▶ _What you should do_
Extract every entry word for word.

◆ ◆ ◆ ◆ ◆ ◆ ◆

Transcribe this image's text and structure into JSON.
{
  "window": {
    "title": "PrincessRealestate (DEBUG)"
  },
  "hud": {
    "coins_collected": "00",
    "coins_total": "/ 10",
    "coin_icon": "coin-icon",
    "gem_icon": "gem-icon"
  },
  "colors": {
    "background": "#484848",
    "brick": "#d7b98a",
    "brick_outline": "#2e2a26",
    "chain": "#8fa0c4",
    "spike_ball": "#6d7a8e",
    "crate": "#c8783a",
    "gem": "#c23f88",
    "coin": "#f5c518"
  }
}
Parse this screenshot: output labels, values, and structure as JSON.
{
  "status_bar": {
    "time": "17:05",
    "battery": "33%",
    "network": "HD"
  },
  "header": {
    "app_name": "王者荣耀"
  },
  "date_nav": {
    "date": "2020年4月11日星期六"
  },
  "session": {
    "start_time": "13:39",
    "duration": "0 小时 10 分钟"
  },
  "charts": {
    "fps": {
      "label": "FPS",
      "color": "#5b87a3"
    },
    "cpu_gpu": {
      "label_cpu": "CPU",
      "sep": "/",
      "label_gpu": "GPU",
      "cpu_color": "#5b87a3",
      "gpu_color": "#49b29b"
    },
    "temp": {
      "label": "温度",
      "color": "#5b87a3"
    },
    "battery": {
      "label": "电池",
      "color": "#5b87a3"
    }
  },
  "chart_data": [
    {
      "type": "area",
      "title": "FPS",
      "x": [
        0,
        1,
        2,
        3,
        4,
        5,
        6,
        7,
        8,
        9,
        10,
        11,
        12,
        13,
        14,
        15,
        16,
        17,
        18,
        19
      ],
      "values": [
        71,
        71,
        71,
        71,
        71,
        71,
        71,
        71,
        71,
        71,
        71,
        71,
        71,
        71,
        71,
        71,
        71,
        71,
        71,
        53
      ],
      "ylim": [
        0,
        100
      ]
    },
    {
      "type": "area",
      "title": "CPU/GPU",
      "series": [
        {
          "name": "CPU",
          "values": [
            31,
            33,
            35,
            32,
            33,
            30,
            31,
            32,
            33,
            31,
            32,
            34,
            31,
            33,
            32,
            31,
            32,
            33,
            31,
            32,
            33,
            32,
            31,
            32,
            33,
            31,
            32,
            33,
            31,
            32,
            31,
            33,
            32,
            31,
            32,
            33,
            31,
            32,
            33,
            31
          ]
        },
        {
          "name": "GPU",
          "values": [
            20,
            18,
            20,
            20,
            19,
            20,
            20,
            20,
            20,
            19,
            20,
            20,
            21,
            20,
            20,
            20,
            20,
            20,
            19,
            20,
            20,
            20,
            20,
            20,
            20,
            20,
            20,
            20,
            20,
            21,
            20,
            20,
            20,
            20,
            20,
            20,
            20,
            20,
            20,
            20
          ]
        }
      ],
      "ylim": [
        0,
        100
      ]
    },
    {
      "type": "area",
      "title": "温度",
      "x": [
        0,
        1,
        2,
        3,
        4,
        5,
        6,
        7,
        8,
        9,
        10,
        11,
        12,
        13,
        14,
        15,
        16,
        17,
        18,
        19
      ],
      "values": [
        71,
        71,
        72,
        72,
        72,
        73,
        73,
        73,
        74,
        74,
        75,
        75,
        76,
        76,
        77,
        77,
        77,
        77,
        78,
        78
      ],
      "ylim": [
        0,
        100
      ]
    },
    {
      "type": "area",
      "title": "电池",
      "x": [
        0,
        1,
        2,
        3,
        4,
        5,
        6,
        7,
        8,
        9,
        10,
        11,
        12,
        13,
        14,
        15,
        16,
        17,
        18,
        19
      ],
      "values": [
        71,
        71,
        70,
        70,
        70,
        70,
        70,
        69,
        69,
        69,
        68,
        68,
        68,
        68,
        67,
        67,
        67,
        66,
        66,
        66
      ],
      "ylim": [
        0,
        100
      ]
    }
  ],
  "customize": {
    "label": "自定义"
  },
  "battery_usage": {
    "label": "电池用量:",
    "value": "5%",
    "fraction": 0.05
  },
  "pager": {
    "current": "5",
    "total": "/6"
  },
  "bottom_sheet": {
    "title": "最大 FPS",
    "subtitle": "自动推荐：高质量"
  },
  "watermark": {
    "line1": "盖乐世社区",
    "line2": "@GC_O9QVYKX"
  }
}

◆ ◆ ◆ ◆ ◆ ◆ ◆

▶ _Output of the exercise_
Transcribe this image's text and structure into JSON.
{
  "window": {
    "title": "PrincessRealestate (DEBUG)"
  },
  "hud": {
    "coins_collected": "00",
    "coins_total": "/ 10",
    "coin_icon": "coin-icon",
    "gem_icon": "gem-icon"
  },
  "colors": {
    "background": "#484848",
    "brick": "#d7b98a",
    "brick_outline": "#2e2a26",
    "chain": "#8fa0c4",
    "spike_ball": "#6d7a8e",
    "crate": "#c8783a",
    "gem": "#c23f88",
    "coin": "#f5c518"
  }
}
Parse this screenshot: output labels, values, and structure as JSON.
{
  "status_bar": {
    "time": "17:05",
    "battery": "33%",
    "network": "HD"
  },
  "header": {
    "app_name": "王者荣耀"
  },
  "date_nav": {
    "date": "2020年4月11日星期六"
  },
  "session": {
    "start_time": "13:39",
    "duration": "0 小时 10 分钟"
  },
  "charts": {
    "fps": {
      "label": "FPS",
      "color": "#5b87a3"
    },
    "cpu_gpu": {
      "label_cpu": "CPU",
      "sep": "/",
      "label_gpu": "GPU",
      "cpu_color": "#5b87a3",
      "gpu_color": "#49b29b"
    },
    "temp": {
      "label": "温度",
      "color": "#5b87a3"
    },
    "battery": {
      "label": "电池",
      "color": "#5b87a3"
    }
  },
  "chart_data": [
    {
      "type": "area",
      "title": "FPS",
      "x": [
        0,
        1,
        2,
        3,
        4,
        5,
        6,
        7,
        8,
        9,
        10,
        11,
        12,
        13,
        14,
        15,
        16,
        17,
        18,
        19
      ],
      "values": [
        71,
        71,
        71,
        71,
        71,
        71,
        71,
        71,
        71,
        71,
        71,
        71,
        71,
        71,
        71,
        71,
        71,
        71,
        71,
        53
      ],
      "ylim": [
        0,
        100
      ]
    },
    {
      "type": "area",
      "title": "CPU/GPU",
      "series": [
        {
          "name": "CPU",
          "values": [
            31,
            33,
            35,
            32,
            33,
            30,
            31,
            32,
            33,
            31,
            32,
            34,
            31,
            33,
            32,
            31,
            32,
            33,
            31,
            32,
            33,
            32,
            31,
            32,
            33,
            31,
            32,
            33,
            31,
            32,
            31,
            33,
            32,
            31,
            32,
            33,
            31,
            32,
            33,
            31
          ]
        },
        {
          "name": "GPU",
          "values": [
            20,
            18,
            20,
            20,
            19,
            20,
            20,
            20,
            20,
            19,
            20,
            20,
            21,
            20,
            20,
            20,
            20,
            20,
            19,
            20,
            20,
            20,
            20,
            20,
            20,
            20,
            20,
            20,
            20,
            21,
            20,
            20,
            20,
            20,
            20,
            20,
            20,
            20,
            20,
            20
          ]
        }
      ],
      "ylim": [
        0,
        100
      ]
    },
    {
      "type": "area",
      "title": "温度",
      "x": [
        0,
        1,
        2,
        3,
        4,
        5,
        6,
        7,
        8,
        9,
        10,
        11,
        12,
        13,
        14,
        15,
        16,
        17,
        18,
        19
      ],
      "values": [
        71,
        71,
        72,
        72,
        72,
        73,
        73,
        73,
        74,
        74,
        75,
        75,
        76,
        76,
        77,
        77,
        77,
        77,
        78,
        78
      ],
      "ylim": [
        0,
        100
      ]
    },
    {
      "type": "area",
      "title": "电池",
      "x": [
        0,
        1,
        2,
        3,
        4,
        5,
        6,
        7,
        8,
        9,
        10,
        11,
        12,
        13,
        14,
        15,
        16,
        17,
        18,
        19
      ],
      "values": [
        71,
        71,
        70,
        70,
        70,
        70,
        70,
        69,
        69,
        69,
        68,
        68,
        68,
        68,
        67,
        67,
        67,
        66,
        66,
        66
      ],
      "ylim": [
        0,
        100
      ]
    }
  ],
  "customize": {
    "label": "自定义"
  },
  "battery_usage": {
    "label": "电池用量:",
    "value": "5%",
    "fraction": 0.05
  },
  "pager": {
    "current": "5",
    "total": "/6"
  },
  "bottom_sheet": {
    "title": "最大 FPS",
    "subtitle": "自动推荐：高质量"
  },
  "watermark": {
    "line1": "盖乐世社区",
    "line2": "@GC_O9QVYKX"
  }
}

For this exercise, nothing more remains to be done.